Man VS. Machine

Is manned or unmanned surveillance better for your claim?

The ultimate showdown between manned and unmanned surveillance

As technology evolves, so does the world around it. Machines and robots are slowly developing and taking over more and more jobs that were once specific to humans. Private investigating is not immune to these developments. We see surveillance systems almost anywhere we go, and many people even have these systems in and around their homes. As these unmanned surveillance systems become more common, it begs the question of whether real, live humans are even needed for surveillance anymore.

Fortunately, as a private investigation agency, we are not obsolete just yet. There are benefits to both options of manned and unmanned surveillance, and they both make up for what the other lacks. If you’re in the market for surveillance, then it is important to know when to choose which option and how either option can potentially benefit your specific case.

Out of sheer bias, we’ll start with the benefits of manned surveillance. The flexibility and adaptability of a human private investigator is unequivocally superior to any unmanned technology, as there are still many things humans can do that technology can’t replicate. For example, private investigators can use pretexting to verify if a person of interest is even in the residence that they are surveilling, and oftentimes develop more information about the subject and their schedule simply by talking to neighbors in the surrounding areas. Us human investigators are also readily available to go mobile to continue surveillance once the claimant has left their residence. After all, we can often obtain some of our best footage while on the move.

There are many variables constantly in play when doing surveillance, things like weather and traffic can impact visibility during surveillance, and a trained investigator is nothing if not adaptable. Since private investigators are not immobile, they’re able to easily move positions, switch angles, adjust the camera to ensure in real time they are obtaining the best possible footage of whomever they are surveilling.

Now, manned surveillance is not without its flaws, and unmanned surveillance systems can certainly make up for what manned surveillance is lacking in some ways. Often it can be difficult to find the perfect vantage point on some homes depending upon their neighborhood setup. Apartment buildings, rural areas, and close-knit neighborhoods that are more aware of unfamiliar cars on their street are instances where unmanned surveillance systems might be a better option. These systems are inherently more discreet, easily concealable, and can be positioned and mounted in a variety of locations. These systems also have the benefit of time. Depending upon the battery life, these systems can be left to obtain footage for much longer than a private investigator can go without sleep and other human necessities. Plus, labor laws don’t exactly apply to robots just yet.

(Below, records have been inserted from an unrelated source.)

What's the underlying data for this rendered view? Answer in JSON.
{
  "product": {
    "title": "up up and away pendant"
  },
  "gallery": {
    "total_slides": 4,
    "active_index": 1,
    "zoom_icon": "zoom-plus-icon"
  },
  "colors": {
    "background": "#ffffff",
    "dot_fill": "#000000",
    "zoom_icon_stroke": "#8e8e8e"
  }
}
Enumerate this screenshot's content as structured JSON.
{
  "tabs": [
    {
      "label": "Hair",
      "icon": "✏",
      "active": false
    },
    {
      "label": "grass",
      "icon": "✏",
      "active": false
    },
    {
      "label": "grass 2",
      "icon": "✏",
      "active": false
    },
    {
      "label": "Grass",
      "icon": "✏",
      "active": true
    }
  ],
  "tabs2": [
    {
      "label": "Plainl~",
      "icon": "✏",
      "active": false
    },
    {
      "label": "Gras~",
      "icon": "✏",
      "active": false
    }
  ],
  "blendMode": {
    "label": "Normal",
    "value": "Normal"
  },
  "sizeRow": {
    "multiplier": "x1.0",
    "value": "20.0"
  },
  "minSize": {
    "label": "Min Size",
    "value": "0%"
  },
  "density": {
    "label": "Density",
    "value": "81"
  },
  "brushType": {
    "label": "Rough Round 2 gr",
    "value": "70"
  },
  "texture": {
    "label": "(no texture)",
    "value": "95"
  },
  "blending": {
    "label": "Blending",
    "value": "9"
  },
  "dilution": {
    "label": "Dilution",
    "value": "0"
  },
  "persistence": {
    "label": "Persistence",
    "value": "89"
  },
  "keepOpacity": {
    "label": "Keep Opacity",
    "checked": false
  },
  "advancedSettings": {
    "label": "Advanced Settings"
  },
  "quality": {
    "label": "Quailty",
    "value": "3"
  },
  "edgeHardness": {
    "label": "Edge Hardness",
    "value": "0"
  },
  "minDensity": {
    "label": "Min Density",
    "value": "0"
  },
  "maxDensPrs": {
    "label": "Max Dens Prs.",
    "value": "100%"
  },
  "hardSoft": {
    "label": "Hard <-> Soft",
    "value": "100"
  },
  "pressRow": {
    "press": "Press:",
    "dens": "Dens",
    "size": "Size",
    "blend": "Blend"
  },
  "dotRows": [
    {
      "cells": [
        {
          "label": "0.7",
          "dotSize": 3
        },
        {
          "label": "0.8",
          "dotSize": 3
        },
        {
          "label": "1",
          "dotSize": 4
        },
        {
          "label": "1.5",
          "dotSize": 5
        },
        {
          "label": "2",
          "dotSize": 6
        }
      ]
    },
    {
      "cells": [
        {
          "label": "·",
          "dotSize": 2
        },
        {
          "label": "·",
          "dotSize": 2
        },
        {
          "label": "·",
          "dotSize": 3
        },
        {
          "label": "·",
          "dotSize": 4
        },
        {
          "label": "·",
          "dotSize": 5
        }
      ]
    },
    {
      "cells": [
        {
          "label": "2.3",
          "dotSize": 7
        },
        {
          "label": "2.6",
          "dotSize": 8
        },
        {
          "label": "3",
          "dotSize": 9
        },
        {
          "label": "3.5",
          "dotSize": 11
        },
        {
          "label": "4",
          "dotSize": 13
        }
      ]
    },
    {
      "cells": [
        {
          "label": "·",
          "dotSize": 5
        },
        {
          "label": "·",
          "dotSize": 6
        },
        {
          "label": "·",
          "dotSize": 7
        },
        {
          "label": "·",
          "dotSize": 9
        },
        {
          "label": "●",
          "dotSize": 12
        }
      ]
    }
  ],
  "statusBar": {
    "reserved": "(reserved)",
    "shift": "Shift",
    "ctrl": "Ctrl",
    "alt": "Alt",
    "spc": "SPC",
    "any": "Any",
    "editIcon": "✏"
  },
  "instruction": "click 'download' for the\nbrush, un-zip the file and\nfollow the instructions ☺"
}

Speaking of laws, this is another issue that comes into play when discussing the differences between a private investigator and unmanned surveillance systems. Many states already cover their bases with laws regarding the conduct of private investigators, and have policies in place to ensure that any evidence obtained by a licensed professional will be legal and admissible in court. Unmanned systems are not yet regulated as closely, and there is the potential for argument or debate when it comes to what is, and what will be, allowed in a courtroom. There are still some gray areas surrounding the ethical implications of unmanned systems, especially when it comes to privacy laws. For example, the state of Georgia has already established that any unmanned surveillance camera must be in plain sight, which sets a precedent for where things might get questionable down the line.

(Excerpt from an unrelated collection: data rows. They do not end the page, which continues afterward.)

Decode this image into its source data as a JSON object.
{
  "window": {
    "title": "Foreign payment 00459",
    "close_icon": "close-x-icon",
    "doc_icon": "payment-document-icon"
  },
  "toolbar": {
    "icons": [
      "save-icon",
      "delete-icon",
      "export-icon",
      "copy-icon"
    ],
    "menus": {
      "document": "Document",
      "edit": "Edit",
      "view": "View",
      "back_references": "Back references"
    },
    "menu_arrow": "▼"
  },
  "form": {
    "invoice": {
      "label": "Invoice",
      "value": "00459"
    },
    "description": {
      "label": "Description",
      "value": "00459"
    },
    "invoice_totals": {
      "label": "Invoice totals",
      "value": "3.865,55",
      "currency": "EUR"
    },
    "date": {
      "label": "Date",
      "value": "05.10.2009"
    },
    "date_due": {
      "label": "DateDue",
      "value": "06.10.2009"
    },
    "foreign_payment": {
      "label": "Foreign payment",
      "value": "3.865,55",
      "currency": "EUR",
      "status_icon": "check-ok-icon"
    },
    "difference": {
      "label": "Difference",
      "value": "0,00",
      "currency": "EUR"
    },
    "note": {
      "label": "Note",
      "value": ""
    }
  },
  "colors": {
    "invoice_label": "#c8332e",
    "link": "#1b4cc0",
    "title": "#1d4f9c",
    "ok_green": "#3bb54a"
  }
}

With all of that said, this information does not necessarily prove that one option is explicitly better than the other. However, this information does highlight which situations are better suited for either option. Knowing the benefits and shortcomings of both options, along with the details of your case, will help you (or your investigation agency) to choose the best option to help you get more “bang for your buck.” Hiring a private investigator who will give you those honest recommendations, regardless of cost/profit for them, is extremely important in obtaining the best results possible.